Sometimes you may have the option to file either Chapter 7 or Chapter 13. If you are in this position, you should fully understand the benefits and drawbacks of each when choosing the chapter you file. A common case of when someone may qualify for both chapters but choose Chapter 13 is if that person has valuable belongings they wish to keep. In Chapter 7 bankruptcy, all of your possessions must be protected by bankruptcy exemptions, or else your trustee can seize them to sell and pay your creditors. Several of these exemptions in Arizona are low- for example, the homestead exemption is $150,000 and the motor vehicle exemption is $6,000. Arizona doesn’t allow for federal exemptions, so any assets that aren’t protected by state exemptions will be at risk. There is no need to apply exemptions in Chapter 13, so you can keep your assets regardless of their value.

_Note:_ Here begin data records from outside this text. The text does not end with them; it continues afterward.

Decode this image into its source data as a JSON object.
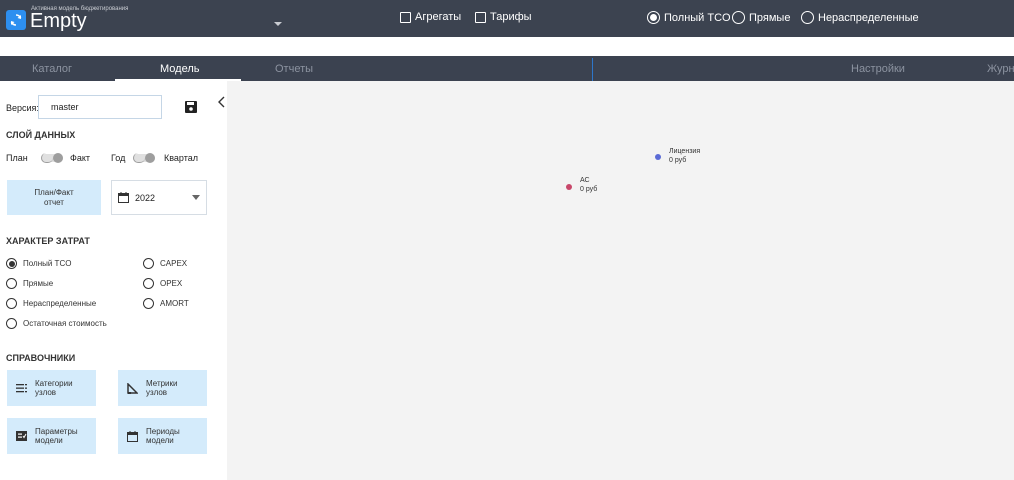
{
  "header": {
    "subtitle": "Активная модель бюджетирования",
    "title": "Empty",
    "checkboxes": [
      {
        "label": "Агрегаты",
        "checked": false
      },
      {
        "label": "Тарифы",
        "checked": false
      }
    ],
    "cost_modes": [
      {
        "label": "Полный TCO",
        "selected": true
      },
      {
        "label": "Прямые",
        "selected": false
      },
      {
        "label": "Нераспределенные",
        "selected": false
      }
    ]
  },
  "tabs": [
    {
      "label": "Каталог",
      "active": false
    },
    {
      "label": "Модель",
      "active": true
    },
    {
      "label": "Отчеты",
      "active": false
    },
    {
      "label": "Настройки",
      "active": false
    },
    {
      "label": "Журна",
      "active": false
    }
  ],
  "sidebar": {
    "version_label": "Версия:",
    "version_value": "master",
    "data_layer_title": "СЛОЙ ДАННЫХ",
    "plan_label": "План",
    "fact_label": "Факт",
    "year_label": "Год",
    "quarter_label": "Квартал",
    "plan_fact_button": "План/Факт\nотчет",
    "year_value": "2022",
    "cost_type_title": "ХАРАКТЕР ЗАТРАТ",
    "cost_types": [
      {
        "label": "Полный TCO",
        "selected": true
      },
      {
        "label": "CAPEX",
        "selected": false
      },
      {
        "label": "Прямые",
        "selected": false
      },
      {
        "label": "OPEX",
        "selected": false
      },
      {
        "label": "Нераспределенные",
        "selected": false
      },
      {
        "label": "AMORT",
        "selected": false
      },
      {
        "label": "Остаточная стоимость",
        "selected": false
      }
    ],
    "references_title": "СПРАВОЧНИКИ",
    "references": [
      {
        "label": "Категории\nузлов",
        "icon": "list-icon"
      },
      {
        "label": "Метрики\nузлов",
        "icon": "ruler-icon"
      },
      {
        "label": "Параметры\nмодели",
        "icon": "settings-list-icon"
      },
      {
        "label": "Периоды\nмодели",
        "icon": "calendar-icon"
      }
    ]
  },
  "graph": {
    "nodes": [
      {
        "name": "Лицензия",
        "value": "0 руб",
        "color": "#5b6bd6"
      },
      {
        "name": "АС",
        "value": "0 руб",
        "color": "#c8476a"
      }
    ]
  },
  "colors": {
    "topbar": "#3c4350",
    "accent": "#2d8ff0",
    "button_bg": "#d4ebfb"
  }
}
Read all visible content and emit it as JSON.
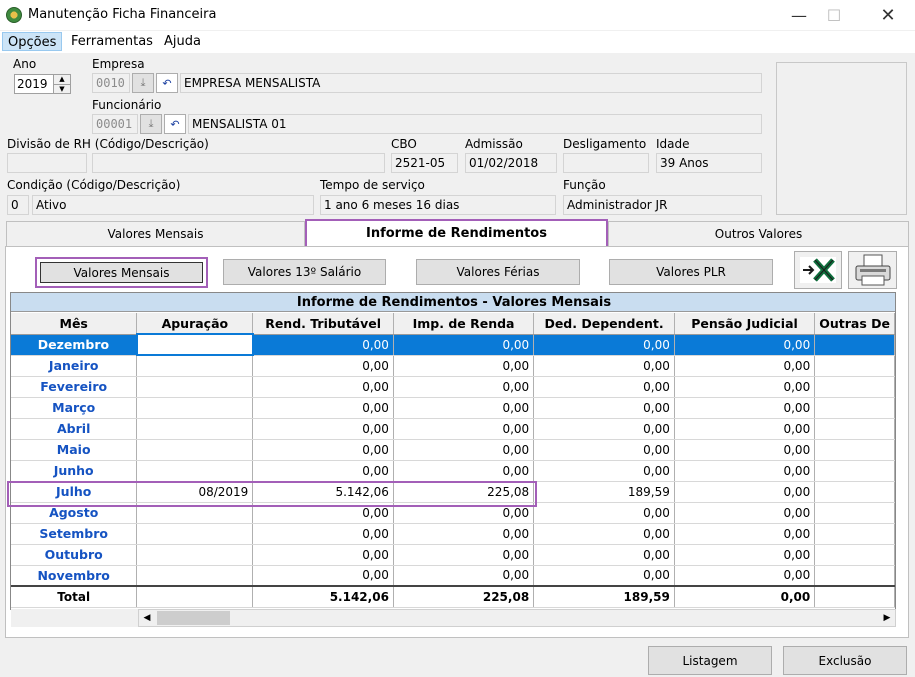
{
  "window": {
    "title": "Manutenção Ficha Financeira"
  },
  "menu": {
    "opcoes": "Opções",
    "ferramentas": "Ferramentas",
    "ajuda": "Ajuda"
  },
  "form": {
    "ano_label": "Ano",
    "ano_value": "2019",
    "empresa_label": "Empresa",
    "empresa_code": "0010",
    "empresa_name": "EMPRESA MENSALISTA",
    "funcionario_label": "Funcionário",
    "funcionario_code": "00001",
    "funcionario_name": "MENSALISTA 01",
    "divisao_label": "Divisão de RH (Código/Descrição)",
    "divisao_code": "",
    "divisao_desc": "",
    "cbo_label": "CBO",
    "cbo_value": "2521-05",
    "admissao_label": "Admissão",
    "admissao_value": "01/02/2018",
    "desligamento_label": "Desligamento",
    "desligamento_value": "",
    "idade_label": "Idade",
    "idade_value": "39 Anos",
    "condicao_label": "Condição (Código/Descrição)",
    "condicao_code": "0",
    "condicao_desc": "Ativo",
    "tempo_label": "Tempo de serviço",
    "tempo_value": "1 ano 6 meses 16 dias",
    "funcao_label": "Função",
    "funcao_value": "Administrador JR"
  },
  "tabs": {
    "valores_mensais": "Valores Mensais",
    "informe": "Informe de Rendimentos",
    "outros": "Outros Valores"
  },
  "buttons": {
    "valores_mensais": "Valores Mensais",
    "valores_13": "Valores 13º Salário",
    "valores_ferias": "Valores Férias",
    "valores_plr": "Valores PLR",
    "listagem": "Listagem",
    "exclusao": "Exclusão"
  },
  "grid": {
    "title": "Informe de Rendimentos - Valores Mensais",
    "columns": [
      "Mês",
      "Apuração",
      "Rend. Tributável",
      "Imp. de Renda",
      "Ded. Dependent.",
      "Pensão Judicial",
      "Outras De"
    ],
    "rows": [
      [
        "Dezembro",
        "",
        "0,00",
        "0,00",
        "0,00",
        "0,00",
        ""
      ],
      [
        "Janeiro",
        "",
        "0,00",
        "0,00",
        "0,00",
        "0,00",
        ""
      ],
      [
        "Fevereiro",
        "",
        "0,00",
        "0,00",
        "0,00",
        "0,00",
        ""
      ],
      [
        "Março",
        "",
        "0,00",
        "0,00",
        "0,00",
        "0,00",
        ""
      ],
      [
        "Abril",
        "",
        "0,00",
        "0,00",
        "0,00",
        "0,00",
        ""
      ],
      [
        "Maio",
        "",
        "0,00",
        "0,00",
        "0,00",
        "0,00",
        ""
      ],
      [
        "Junho",
        "",
        "0,00",
        "0,00",
        "0,00",
        "0,00",
        ""
      ],
      [
        "Julho",
        "08/2019",
        "5.142,06",
        "225,08",
        "189,59",
        "0,00",
        ""
      ],
      [
        "Agosto",
        "",
        "0,00",
        "0,00",
        "0,00",
        "0,00",
        ""
      ],
      [
        "Setembro",
        "",
        "0,00",
        "0,00",
        "0,00",
        "0,00",
        ""
      ],
      [
        "Outubro",
        "",
        "0,00",
        "0,00",
        "0,00",
        "0,00",
        ""
      ],
      [
        "Novembro",
        "",
        "0,00",
        "0,00",
        "0,00",
        "0,00",
        ""
      ]
    ],
    "total": [
      "Total",
      "",
      "5.142,06",
      "225,08",
      "189,59",
      "0,00",
      ""
    ]
  }
}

Choosing a Chapter 13 Bankruptcy Over a Chapter 7

Another time you may prefer Chapter 13 over Chapter 7 is when you have friends and loved ones as co-signers on your loans. Many of our clients had relatives co-sign on their auto loans to qualify for financing. If that person files Chapter 7 bankruptcy, the co-signer is held responsible and pursued for the debt instead. In a Chapter 13 bankruptcy, secured debts are paid in full, so the co-signer is unaffected. While there is no legal requirement to choose Chapter 13 in this situation, many of our clients feel a moral obligation to not leave their co-signers with their debts.

Chapter 13 is a complex type of bankruptcy, so you probably have additional questions. A bankruptcy lawyer should be able to give you an estimate of how long your plan will last, as well as approximately how much your monthly payments will be. This allows you to better decide if a Chapter 13 bankruptcy works with your plans for the future.

Contact Our Professional Chapter Bankruptcy Lawyers In Arizona Today!

The good news is that you don’t need to pay out of pocket to learn more about your bankruptcy options. Our skilled bankruptcy attorneys at Chapter Bankruptcy Lawyers offer consultations by phone, free of charge. We offer affordable fees and payment plan options to work with your budget. To get started with your risk-free consultation, call or use our online form to schedule today. We have same-day appointments and fast filings available. Contact our experienced bankruptcy attorneys today.